Return the whole listing unchanged. Drop the images.

+++ SUPPLIED MATERIAL +++

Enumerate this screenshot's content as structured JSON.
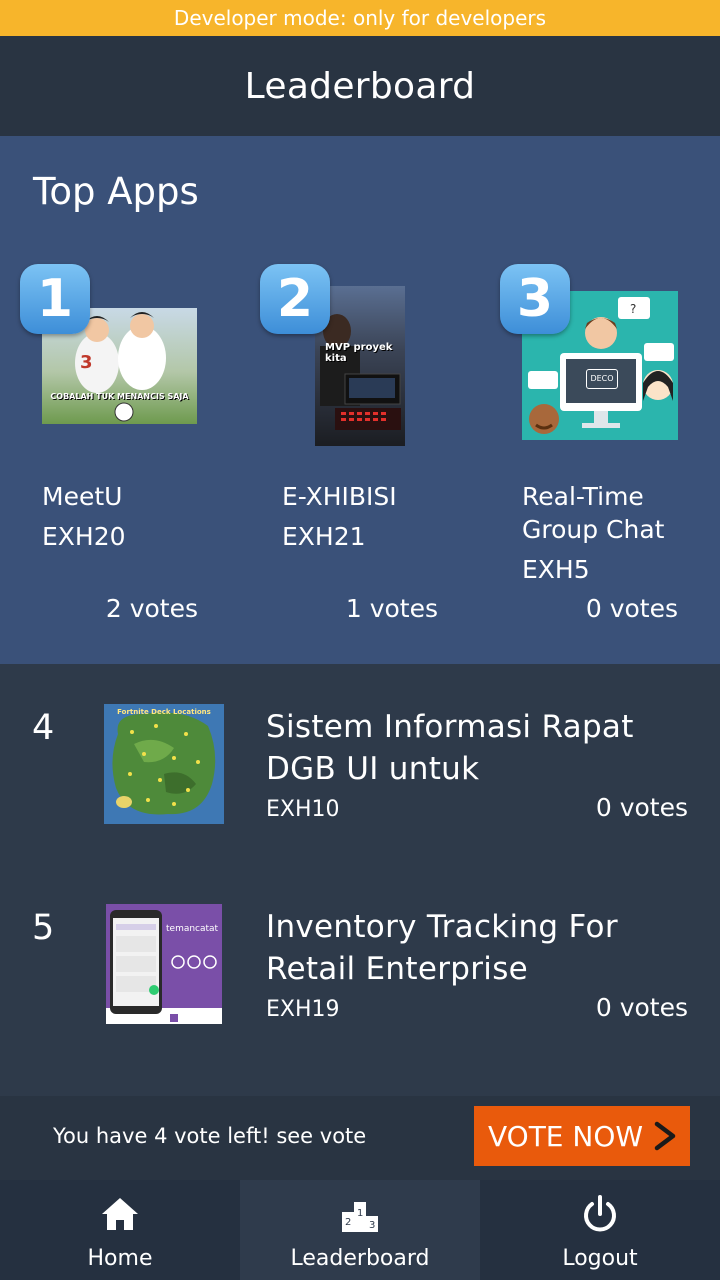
{
  "dev_banner": "Developer mode: only for developers",
  "header": {
    "title": "Leaderboard"
  },
  "top_apps": {
    "title": "Top Apps",
    "items": [
      {
        "rank": "1",
        "name": "MeetU",
        "code": "EXH20",
        "votes": "2 votes",
        "thumb_caption": "COBALAH TUK MENANCIS SAJA"
      },
      {
        "rank": "2",
        "name": "E-XHIBISI",
        "code": "EXH21",
        "votes": "1 votes",
        "thumb_caption": "MVP proyek kita"
      },
      {
        "rank": "3",
        "name": "Real-Time Group Chat",
        "code": "EXH5",
        "votes": "0 votes",
        "thumb_caption": "DECO"
      }
    ]
  },
  "list": [
    {
      "rank": "4",
      "name": "Sistem Informasi Rapat DGB UI untuk",
      "code": "EXH10",
      "votes": "0 votes",
      "thumb_caption": "Fortnite Deck Locations"
    },
    {
      "rank": "5",
      "name": "Inventory Tracking For Retail Enterprise",
      "code": "EXH19",
      "votes": "0 votes",
      "thumb_caption": "temancatat"
    }
  ],
  "vote_bar": {
    "message": "You have 4 vote left! see vote",
    "button": "VOTE NOW"
  },
  "nav": [
    {
      "label": "Home",
      "icon": "home-icon"
    },
    {
      "label": "Leaderboard",
      "icon": "podium-icon"
    },
    {
      "label": "Logout",
      "icon": "power-icon"
    }
  ],
  "colors": {
    "accent": "#e95a0c",
    "banner": "#f7b52b",
    "top_bg": "#3a5179",
    "bg": "#2e3a4a"
  }
}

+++

TASK RESULT ::
Enumerate this screenshot's content as structured JSON.
{
  "dev_banner": "Developer mode: only for developers",
  "header": {
    "title": "Leaderboard"
  },
  "top_apps": {
    "title": "Top Apps",
    "items": [
      {
        "rank": "1",
        "name": "MeetU",
        "code": "EXH20",
        "votes": "2 votes",
        "thumb_caption": "COBALAH TUK MENANCIS SAJA"
      },
      {
        "rank": "2",
        "name": "E-XHIBISI",
        "code": "EXH21",
        "votes": "1 votes",
        "thumb_caption": "MVP proyek kita"
      },
      {
        "rank": "3",
        "name": "Real-Time Group Chat",
        "code": "EXH5",
        "votes": "0 votes",
        "thumb_caption": "DECO"
      }
    ]
  },
  "list": [
    {
      "rank": "4",
      "name": "Sistem Informasi Rapat DGB UI untuk",
      "code": "EXH10",
      "votes": "0 votes",
      "thumb_caption": "Fortnite Deck Locations"
    },
    {
      "rank": "5",
      "name": "Inventory Tracking For Retail Enterprise",
      "code": "EXH19",
      "votes": "0 votes",
      "thumb_caption": "temancatat"
    }
  ],
  "vote_bar": {
    "message": "You have 4 vote left! see vote",
    "button": "VOTE NOW"
  },
  "nav": [
    {
      "label": "Home",
      "icon": "home-icon"
    },
    {
      "label": "Leaderboard",
      "icon": "podium-icon"
    },
    {
      "label": "Logout",
      "icon": "power-icon"
    }
  ],
  "colors": {
    "accent": "#e95a0c",
    "banner": "#f7b52b",
    "top_bg": "#3a5179",
    "bg": "#2e3a4a"
  }
}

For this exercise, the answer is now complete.